Why Is Sarah Huckabee Sanders At The 2018 Olympics Closing Ceremony? People Are Confused
The 2018 Winter Olympics are coming to an end. The closing ceremony on Sunday, Feb. 25 in PyeongChang, South Korea marks the finale of the games. The Olympians on Team USA will represent the United States by walking in the closing ceremony while other U.S. representatives will watch the closing ceremony from the stands. President Donald Trump's daughter, Ivanka Trump, is one of the representatives, and it was recently announced that White House Press Secretary, Sarah Huckabee Sanders, is joining her in South Korea. This decision puzzled some people. So, why is Sarah Huckabee Sanders at the 2018 Olympics closing ceremony?
It was announced on Wednesday, Feb. 21 that Sanders would join a small group of U.S. representatives — including Ivanka and Idaho Republican Senator Jim Risch — attending the 2018 Winter Olympics closing ceremony on Sunday in PyeongChang, according to The Hill. A White House official expanded on the reason why Sanders was given this role of U.S. Olympic representative. Per The Daily Mail, in addition to Sanders being a "senior member of this administration" and "a trusted advisor to the president," the White House official explained:
It's wonderful news to hear that the White House wants to celebrate the U.S. women competing in the Winter Olympics, and there is no doubt that women on Team USA have been crushing the Olympic competition.
Chloe Kim made Olympic history as the youngest woman to win a gold medal in the Olympic halfpipe finals, figure skater Mirai Nagasu became the first U.S. woman to land a triple axel in the Olympics, and the U.S. women's Olympic hockey team is fresh of a thrilling gold medal win after defeating the Canadian women's national team in a shootout.
While Americans are proud of these talented Olympic athletes, people were a little confused as to how Sanders is linked to all of those accomplishments.
"I confess that I'm struggling to understand how Sarah Huckabee Sanders' presence at the Olympics 'highlights women in sports and the success female athletes have had.'"
"Is Sarah Sanders in the Olympics? Otherwise, it highlights nothing."
Sanders does appear to have been keeping up with the games as seen from her tweet about the women's U.S. hockey team win on Feb. 22.
"Incredible win! So proud of our women’s hockey team. Can’t wait to get to the Olympics and cheer on the USA!"
Olympics fan or not, people simply weren't sure what to make of the unclear Sanders-Olympics connection.

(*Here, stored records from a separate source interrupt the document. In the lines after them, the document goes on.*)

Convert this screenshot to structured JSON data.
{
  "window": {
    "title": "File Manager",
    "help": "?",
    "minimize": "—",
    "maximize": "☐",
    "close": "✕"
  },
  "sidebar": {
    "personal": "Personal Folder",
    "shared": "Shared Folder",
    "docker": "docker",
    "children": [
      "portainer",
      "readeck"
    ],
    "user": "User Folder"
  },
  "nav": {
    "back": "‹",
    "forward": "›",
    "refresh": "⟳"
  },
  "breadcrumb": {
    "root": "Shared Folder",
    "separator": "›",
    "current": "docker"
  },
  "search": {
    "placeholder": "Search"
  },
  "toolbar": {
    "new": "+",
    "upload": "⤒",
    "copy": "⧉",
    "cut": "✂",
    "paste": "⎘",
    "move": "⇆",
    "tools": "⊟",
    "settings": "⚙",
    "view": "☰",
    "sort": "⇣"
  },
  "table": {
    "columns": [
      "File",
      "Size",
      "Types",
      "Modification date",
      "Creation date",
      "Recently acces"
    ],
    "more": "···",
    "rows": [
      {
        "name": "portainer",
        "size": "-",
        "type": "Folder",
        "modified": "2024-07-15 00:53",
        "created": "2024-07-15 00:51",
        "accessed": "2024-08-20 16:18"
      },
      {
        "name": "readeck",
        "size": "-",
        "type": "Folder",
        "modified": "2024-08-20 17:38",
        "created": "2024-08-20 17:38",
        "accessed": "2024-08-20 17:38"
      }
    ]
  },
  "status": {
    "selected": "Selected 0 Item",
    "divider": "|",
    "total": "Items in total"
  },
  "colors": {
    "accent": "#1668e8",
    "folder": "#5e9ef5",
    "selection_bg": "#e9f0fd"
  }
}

Given that the host city of the games is PyeongChang, South Korea, some people wondered if Sanders' presence at the 2018 Winter Olympics closing ceremony was due to an agenda regarding South Korea's neighbor to the north. Per The Hill's reporting, it was clarified that there is no meeting planned with North Korean officials. White House officials also relayed that Sanders, Ivanka, and Sen. Risch are in PyeongChang to "affirm the U.S. alliance with South Korea."

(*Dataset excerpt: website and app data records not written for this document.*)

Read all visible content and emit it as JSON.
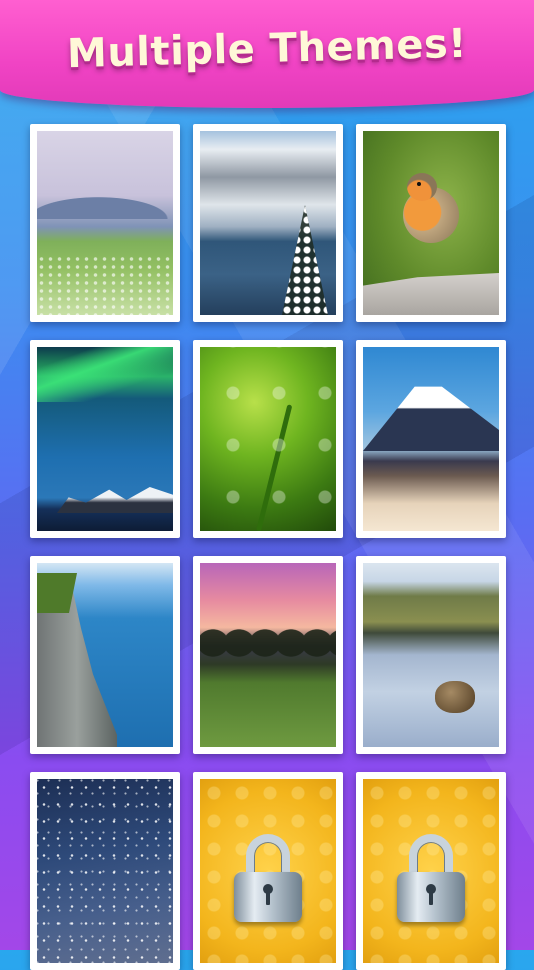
{
  "header": {
    "title": "Multiple Themes!"
  },
  "themes": [
    {
      "name": "meadow",
      "locked": false
    },
    {
      "name": "snowy-lake",
      "locked": false
    },
    {
      "name": "robin",
      "locked": false
    },
    {
      "name": "aurora",
      "locked": false
    },
    {
      "name": "grass-dew",
      "locked": false
    },
    {
      "name": "mount-fuji",
      "locked": false
    },
    {
      "name": "cliff",
      "locked": false
    },
    {
      "name": "sunset-field",
      "locked": false
    },
    {
      "name": "pond-reflection",
      "locked": false
    },
    {
      "name": "galaxy",
      "locked": false
    },
    {
      "name": "locked-theme",
      "locked": true,
      "icon": "padlock-icon"
    },
    {
      "name": "locked-theme",
      "locked": true,
      "icon": "padlock-icon"
    }
  ],
  "colors": {
    "header_pink": "#f043c4",
    "title_cream": "#fff8d8",
    "lock_gold": "#f3b51c"
  }
}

Sanders must have gotten right to work once she landed in South Korea on Thursday, Feb. 22, because she posted a photo to Twitter on Friday, Feb. 23 of the U.S. Olympic delegation (Sanders, Ivanka, and Sen. Risch) standing side-by-side with South Korea's President Moon Jae-in, First Lady Kim Jung-sook, and other senior members of the Moon administration in front of the Blue House (President Moon's official residence). She wrote that they were there "to celebrate the Winter Games and the strong alliance between our two countries."
The news of Sanders attending the closing ceremony in PyeongChang on Sunday, Feb. 25 came shortly after it was reported that North Korean delegates backed out of a pre-planned meeting with Vice President Mike Pence (who was the U.S. representative at the opening ceremony on Feb. 9), according to NBC News. The vice president's office replied to the reports on Tuesday, Feb. 20 explaining that the meeting fell through due to North Korea's displeasure with "Pence strengthening relations with South Korea and Japan" and the continued condemnation of North Korea's nuclear program and human rights violations.
If anyone was still thinking that Sanders going to South Korea for the Winter Olympics closing ceremony is a ploy to meet with North Korea, then the news of new U.S. imposed sanctions on North Korea on Friday, Feb. 23 likely put an end to that. According to The Guardian, the United States imposed new sanctions on North Korea that aim to cut off smuggling routes the regime is currently using to "evade a UN embargo and fund its nuclear weapons program." President Trump called it the "largest-ever set of new sanctions on the North Korean regime."
Given these latest happenings, it's pretty safe to assume that a meeting between Sanders and the North Korean delegation in PyeongChang is highly unlikely. Per the White House's explanation, then, you can see Sanders cheering on Team USA to "highlight the women's sports" and the Olympic success of the female athletes when Sanders represents the United States in the stands at PyeongChang Olympic Stadium on Sunday, Feb. 25.